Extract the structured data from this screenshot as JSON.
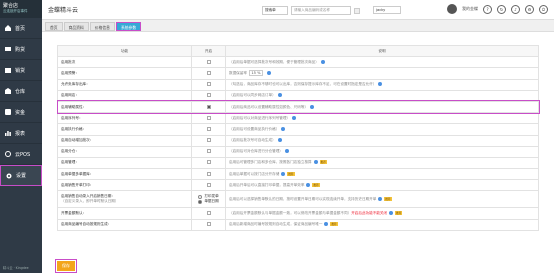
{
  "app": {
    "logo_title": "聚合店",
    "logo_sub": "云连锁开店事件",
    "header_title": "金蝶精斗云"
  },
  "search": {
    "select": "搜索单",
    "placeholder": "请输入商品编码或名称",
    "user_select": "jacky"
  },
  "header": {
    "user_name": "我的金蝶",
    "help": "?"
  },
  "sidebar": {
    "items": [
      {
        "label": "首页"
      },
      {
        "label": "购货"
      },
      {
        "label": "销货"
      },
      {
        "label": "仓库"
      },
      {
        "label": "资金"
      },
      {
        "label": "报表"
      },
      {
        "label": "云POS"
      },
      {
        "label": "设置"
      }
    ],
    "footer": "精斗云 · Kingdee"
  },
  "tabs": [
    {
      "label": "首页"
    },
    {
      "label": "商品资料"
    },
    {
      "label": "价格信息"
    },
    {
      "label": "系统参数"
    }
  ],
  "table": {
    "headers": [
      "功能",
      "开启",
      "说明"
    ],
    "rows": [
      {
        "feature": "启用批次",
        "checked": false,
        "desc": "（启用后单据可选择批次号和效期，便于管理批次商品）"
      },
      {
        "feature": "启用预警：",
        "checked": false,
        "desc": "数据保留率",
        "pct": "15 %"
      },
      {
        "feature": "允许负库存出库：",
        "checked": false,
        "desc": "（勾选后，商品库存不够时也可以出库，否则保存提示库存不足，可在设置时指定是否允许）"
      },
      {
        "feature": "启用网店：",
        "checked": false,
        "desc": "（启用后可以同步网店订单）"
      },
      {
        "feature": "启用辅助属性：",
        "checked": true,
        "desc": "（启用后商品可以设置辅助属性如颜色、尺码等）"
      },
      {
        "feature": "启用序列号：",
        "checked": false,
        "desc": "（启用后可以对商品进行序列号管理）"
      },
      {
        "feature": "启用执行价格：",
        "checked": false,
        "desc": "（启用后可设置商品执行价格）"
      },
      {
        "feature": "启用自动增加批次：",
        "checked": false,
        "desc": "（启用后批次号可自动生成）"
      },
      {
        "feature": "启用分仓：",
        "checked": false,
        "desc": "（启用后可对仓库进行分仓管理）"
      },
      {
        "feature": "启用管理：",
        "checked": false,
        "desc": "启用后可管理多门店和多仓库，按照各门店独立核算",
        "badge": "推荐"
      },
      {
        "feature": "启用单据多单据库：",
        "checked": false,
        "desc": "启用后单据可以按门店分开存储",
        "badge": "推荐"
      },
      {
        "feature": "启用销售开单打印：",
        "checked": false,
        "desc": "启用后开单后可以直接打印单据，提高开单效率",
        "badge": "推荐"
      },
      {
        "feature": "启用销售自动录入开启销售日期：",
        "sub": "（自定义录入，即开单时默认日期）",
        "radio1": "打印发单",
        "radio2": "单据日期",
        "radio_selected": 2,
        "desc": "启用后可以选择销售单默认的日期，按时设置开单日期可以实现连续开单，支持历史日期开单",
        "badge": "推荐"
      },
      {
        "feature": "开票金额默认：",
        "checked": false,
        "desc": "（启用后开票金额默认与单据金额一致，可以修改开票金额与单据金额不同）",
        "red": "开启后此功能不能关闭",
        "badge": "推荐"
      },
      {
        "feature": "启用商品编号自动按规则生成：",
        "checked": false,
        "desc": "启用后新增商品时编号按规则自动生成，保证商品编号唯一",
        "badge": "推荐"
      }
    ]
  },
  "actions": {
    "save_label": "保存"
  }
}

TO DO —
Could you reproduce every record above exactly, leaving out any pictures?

ANSWER BOX —
Extract the structured data from this screenshot as JSON.
{
  "app": {
    "logo_title": "聚合店",
    "logo_sub": "云连锁开店事件",
    "header_title": "金蝶精斗云"
  },
  "search": {
    "select": "搜索单",
    "placeholder": "请输入商品编码或名称",
    "user_select": "jacky"
  },
  "header": {
    "user_name": "我的金蝶",
    "help": "?"
  },
  "sidebar": {
    "items": [
      {
        "label": "首页"
      },
      {
        "label": "购货"
      },
      {
        "label": "销货"
      },
      {
        "label": "仓库"
      },
      {
        "label": "资金"
      },
      {
        "label": "报表"
      },
      {
        "label": "云POS"
      },
      {
        "label": "设置"
      }
    ],
    "footer": "精斗云 · Kingdee"
  },
  "tabs": [
    {
      "label": "首页"
    },
    {
      "label": "商品资料"
    },
    {
      "label": "价格信息"
    },
    {
      "label": "系统参数"
    }
  ],
  "table": {
    "headers": [
      "功能",
      "开启",
      "说明"
    ],
    "rows": [
      {
        "feature": "启用批次",
        "checked": false,
        "desc": "（启用后单据可选择批次号和效期，便于管理批次商品）"
      },
      {
        "feature": "启用预警：",
        "checked": false,
        "desc": "数据保留率",
        "pct": "15 %"
      },
      {
        "feature": "允许负库存出库：",
        "checked": false,
        "desc": "（勾选后，商品库存不够时也可以出库，否则保存提示库存不足，可在设置时指定是否允许）"
      },
      {
        "feature": "启用网店：",
        "checked": false,
        "desc": "（启用后可以同步网店订单）"
      },
      {
        "feature": "启用辅助属性：",
        "checked": true,
        "desc": "（启用后商品可以设置辅助属性如颜色、尺码等）"
      },
      {
        "feature": "启用序列号：",
        "checked": false,
        "desc": "（启用后可以对商品进行序列号管理）"
      },
      {
        "feature": "启用执行价格：",
        "checked": false,
        "desc": "（启用后可设置商品执行价格）"
      },
      {
        "feature": "启用自动增加批次：",
        "checked": false,
        "desc": "（启用后批次号可自动生成）"
      },
      {
        "feature": "启用分仓：",
        "checked": false,
        "desc": "（启用后可对仓库进行分仓管理）"
      },
      {
        "feature": "启用管理：",
        "checked": false,
        "desc": "启用后可管理多门店和多仓库，按照各门店独立核算",
        "badge": "推荐"
      },
      {
        "feature": "启用单据多单据库：",
        "checked": false,
        "desc": "启用后单据可以按门店分开存储",
        "badge": "推荐"
      },
      {
        "feature": "启用销售开单打印：",
        "checked": false,
        "desc": "启用后开单后可以直接打印单据，提高开单效率",
        "badge": "推荐"
      },
      {
        "feature": "启用销售自动录入开启销售日期：",
        "sub": "（自定义录入，即开单时默认日期）",
        "radio1": "打印发单",
        "radio2": "单据日期",
        "radio_selected": 2,
        "desc": "启用后可以选择销售单默认的日期，按时设置开单日期可以实现连续开单，支持历史日期开单",
        "badge": "推荐"
      },
      {
        "feature": "开票金额默认：",
        "checked": false,
        "desc": "（启用后开票金额默认与单据金额一致，可以修改开票金额与单据金额不同）",
        "red": "开启后此功能不能关闭",
        "badge": "推荐"
      },
      {
        "feature": "启用商品编号自动按规则生成：",
        "checked": false,
        "desc": "启用后新增商品时编号按规则自动生成，保证商品编号唯一",
        "badge": "推荐"
      }
    ]
  },
  "actions": {
    "save_label": "保存"
  }
}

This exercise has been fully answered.